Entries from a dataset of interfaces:
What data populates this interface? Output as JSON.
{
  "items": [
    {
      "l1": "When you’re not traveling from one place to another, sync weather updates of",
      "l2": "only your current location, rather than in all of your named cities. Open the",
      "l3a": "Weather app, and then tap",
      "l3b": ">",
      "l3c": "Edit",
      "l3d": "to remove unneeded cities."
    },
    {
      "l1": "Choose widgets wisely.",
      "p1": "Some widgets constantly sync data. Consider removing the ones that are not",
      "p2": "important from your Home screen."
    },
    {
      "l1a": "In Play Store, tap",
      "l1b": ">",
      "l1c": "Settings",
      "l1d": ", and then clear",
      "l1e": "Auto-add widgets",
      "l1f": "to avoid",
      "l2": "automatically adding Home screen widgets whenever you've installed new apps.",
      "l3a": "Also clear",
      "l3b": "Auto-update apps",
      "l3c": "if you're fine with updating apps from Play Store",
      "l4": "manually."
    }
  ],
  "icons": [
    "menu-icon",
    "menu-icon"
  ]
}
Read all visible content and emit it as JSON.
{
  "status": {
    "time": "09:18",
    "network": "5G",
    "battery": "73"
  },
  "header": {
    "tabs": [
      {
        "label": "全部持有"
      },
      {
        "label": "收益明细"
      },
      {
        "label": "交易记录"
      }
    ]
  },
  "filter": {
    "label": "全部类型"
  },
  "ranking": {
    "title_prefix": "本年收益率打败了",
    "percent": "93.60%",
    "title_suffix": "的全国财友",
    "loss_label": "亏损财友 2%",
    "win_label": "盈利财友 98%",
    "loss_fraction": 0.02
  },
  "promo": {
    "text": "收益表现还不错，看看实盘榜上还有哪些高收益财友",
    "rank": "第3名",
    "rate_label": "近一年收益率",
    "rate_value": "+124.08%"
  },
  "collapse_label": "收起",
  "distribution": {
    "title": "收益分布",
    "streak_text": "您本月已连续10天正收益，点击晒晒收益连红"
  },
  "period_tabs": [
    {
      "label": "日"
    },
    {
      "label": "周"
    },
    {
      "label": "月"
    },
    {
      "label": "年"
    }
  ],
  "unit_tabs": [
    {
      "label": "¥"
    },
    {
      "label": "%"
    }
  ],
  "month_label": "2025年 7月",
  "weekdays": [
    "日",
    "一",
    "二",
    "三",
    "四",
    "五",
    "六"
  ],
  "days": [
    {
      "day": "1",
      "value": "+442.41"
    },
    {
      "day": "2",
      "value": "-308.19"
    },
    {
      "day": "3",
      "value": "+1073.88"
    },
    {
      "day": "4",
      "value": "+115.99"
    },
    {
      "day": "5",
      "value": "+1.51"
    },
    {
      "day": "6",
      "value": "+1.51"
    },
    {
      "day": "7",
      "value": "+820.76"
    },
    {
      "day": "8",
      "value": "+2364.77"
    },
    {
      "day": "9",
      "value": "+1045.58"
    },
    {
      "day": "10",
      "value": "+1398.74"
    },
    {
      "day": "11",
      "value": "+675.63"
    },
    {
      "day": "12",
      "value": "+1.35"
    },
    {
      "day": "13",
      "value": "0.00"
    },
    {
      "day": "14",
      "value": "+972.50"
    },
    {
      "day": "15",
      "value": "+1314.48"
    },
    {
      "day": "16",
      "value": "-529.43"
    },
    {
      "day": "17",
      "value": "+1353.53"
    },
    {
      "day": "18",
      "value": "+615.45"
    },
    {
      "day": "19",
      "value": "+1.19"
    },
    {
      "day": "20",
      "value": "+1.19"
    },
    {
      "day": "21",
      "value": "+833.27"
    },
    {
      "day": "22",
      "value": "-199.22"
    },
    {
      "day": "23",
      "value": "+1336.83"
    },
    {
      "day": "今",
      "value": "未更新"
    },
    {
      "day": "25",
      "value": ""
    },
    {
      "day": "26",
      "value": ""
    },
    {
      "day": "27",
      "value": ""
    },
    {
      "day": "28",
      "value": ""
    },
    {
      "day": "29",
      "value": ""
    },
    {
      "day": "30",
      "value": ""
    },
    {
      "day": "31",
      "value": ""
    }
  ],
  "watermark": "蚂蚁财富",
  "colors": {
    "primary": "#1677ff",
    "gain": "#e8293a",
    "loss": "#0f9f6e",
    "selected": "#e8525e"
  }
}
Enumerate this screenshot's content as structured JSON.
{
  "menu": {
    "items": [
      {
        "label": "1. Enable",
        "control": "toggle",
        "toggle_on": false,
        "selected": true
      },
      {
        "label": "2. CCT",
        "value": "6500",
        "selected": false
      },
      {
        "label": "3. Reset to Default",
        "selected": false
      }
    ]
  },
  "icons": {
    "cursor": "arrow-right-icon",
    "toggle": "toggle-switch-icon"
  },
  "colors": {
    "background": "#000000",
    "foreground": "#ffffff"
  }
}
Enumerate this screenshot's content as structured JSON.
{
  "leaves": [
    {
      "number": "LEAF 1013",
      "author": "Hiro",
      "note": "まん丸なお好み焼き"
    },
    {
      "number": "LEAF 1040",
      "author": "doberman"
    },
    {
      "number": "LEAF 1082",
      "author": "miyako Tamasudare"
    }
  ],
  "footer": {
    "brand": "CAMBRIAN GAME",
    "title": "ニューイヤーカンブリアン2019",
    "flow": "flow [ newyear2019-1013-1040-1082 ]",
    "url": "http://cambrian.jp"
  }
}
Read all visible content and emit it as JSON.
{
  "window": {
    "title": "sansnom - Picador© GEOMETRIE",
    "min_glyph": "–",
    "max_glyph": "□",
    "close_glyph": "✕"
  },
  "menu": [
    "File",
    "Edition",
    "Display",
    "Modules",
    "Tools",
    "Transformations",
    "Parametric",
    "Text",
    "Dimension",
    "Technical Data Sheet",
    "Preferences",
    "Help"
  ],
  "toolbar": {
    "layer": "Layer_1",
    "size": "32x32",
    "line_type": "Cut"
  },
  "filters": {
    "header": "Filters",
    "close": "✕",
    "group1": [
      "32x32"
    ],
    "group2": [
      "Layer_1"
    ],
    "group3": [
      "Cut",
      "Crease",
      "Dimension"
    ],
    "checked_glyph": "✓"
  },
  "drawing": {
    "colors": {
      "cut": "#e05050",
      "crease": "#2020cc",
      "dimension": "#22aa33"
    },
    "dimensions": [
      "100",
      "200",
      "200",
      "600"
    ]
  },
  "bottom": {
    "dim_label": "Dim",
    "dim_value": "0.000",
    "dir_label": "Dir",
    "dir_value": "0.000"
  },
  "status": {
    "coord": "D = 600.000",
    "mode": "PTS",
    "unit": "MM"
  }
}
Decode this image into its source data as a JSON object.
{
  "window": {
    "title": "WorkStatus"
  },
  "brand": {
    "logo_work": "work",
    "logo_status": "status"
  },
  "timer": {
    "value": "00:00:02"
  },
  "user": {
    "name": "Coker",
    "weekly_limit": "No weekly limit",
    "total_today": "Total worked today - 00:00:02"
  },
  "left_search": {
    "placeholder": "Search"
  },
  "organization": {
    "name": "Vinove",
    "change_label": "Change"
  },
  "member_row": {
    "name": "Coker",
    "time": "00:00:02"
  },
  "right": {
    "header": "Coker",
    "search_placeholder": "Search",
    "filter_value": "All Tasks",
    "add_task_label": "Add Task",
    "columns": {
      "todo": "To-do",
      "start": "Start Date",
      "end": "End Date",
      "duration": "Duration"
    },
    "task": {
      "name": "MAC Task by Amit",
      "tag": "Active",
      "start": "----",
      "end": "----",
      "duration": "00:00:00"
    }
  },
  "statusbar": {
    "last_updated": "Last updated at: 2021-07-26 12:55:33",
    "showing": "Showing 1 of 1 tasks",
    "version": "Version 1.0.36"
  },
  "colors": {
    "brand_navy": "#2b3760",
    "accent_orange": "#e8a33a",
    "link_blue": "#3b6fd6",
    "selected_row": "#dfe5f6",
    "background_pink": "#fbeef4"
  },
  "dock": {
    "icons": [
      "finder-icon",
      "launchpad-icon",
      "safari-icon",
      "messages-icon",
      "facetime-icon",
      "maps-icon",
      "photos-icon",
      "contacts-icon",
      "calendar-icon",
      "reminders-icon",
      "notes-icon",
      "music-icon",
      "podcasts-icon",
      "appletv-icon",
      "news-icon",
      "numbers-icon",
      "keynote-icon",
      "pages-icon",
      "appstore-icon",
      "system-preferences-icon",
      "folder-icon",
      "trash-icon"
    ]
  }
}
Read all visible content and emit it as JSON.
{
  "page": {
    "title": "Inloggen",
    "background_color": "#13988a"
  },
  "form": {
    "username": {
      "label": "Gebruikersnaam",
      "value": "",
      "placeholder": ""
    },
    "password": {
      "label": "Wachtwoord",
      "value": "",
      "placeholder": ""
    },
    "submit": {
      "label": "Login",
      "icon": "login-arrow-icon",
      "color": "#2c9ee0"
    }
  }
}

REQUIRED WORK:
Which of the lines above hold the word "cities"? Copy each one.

WRITTEN RESPONSE:
      "l2": "only your current location, rather than in all of your named cities. Open the",
      "l3d": "to remove unneeded cities."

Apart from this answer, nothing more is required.